*** AVAILABLE RECORDS ***

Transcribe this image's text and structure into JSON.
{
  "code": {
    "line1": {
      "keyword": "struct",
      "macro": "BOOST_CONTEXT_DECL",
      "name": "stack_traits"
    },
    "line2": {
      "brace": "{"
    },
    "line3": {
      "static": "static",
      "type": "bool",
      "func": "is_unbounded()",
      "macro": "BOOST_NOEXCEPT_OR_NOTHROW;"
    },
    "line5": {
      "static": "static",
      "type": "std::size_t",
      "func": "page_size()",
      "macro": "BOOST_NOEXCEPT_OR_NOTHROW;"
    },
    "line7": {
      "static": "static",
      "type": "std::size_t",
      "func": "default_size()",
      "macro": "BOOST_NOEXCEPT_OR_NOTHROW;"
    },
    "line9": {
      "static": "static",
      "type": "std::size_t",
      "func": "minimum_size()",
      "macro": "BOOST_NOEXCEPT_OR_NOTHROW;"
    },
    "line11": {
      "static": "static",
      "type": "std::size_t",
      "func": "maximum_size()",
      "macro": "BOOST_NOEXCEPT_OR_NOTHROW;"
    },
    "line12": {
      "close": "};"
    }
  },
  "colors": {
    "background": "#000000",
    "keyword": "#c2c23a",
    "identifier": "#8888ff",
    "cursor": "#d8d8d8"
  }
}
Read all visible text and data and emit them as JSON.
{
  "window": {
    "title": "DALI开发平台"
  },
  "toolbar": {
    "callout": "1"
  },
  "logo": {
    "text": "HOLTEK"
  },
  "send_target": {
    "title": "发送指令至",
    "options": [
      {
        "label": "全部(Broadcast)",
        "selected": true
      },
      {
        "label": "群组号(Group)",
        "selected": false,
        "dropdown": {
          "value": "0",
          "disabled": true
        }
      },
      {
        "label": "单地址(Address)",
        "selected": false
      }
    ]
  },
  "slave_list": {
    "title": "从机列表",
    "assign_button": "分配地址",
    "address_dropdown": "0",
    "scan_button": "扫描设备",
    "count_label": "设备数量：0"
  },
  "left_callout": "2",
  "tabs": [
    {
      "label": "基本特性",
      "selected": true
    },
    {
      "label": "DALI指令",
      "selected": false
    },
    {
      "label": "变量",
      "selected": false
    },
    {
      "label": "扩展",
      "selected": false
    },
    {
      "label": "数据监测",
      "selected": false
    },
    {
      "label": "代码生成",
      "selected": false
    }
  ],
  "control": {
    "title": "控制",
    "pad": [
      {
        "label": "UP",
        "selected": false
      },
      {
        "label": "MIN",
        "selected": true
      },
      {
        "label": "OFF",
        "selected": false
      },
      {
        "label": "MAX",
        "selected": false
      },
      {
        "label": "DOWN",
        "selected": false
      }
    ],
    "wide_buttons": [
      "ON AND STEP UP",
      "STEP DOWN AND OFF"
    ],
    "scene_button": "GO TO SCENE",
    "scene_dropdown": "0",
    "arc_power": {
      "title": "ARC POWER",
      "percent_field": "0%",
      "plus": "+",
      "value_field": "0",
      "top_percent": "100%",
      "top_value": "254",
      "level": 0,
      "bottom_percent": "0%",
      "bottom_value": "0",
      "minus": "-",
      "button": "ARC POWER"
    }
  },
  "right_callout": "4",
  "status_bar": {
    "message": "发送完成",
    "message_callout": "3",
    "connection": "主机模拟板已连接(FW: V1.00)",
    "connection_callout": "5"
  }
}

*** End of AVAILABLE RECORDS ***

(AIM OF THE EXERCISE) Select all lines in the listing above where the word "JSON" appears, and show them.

(EXERCISE SOLUTION)
Transcribe this image's text and structure into JSON.
Read all visible text and data and emit them as JSON.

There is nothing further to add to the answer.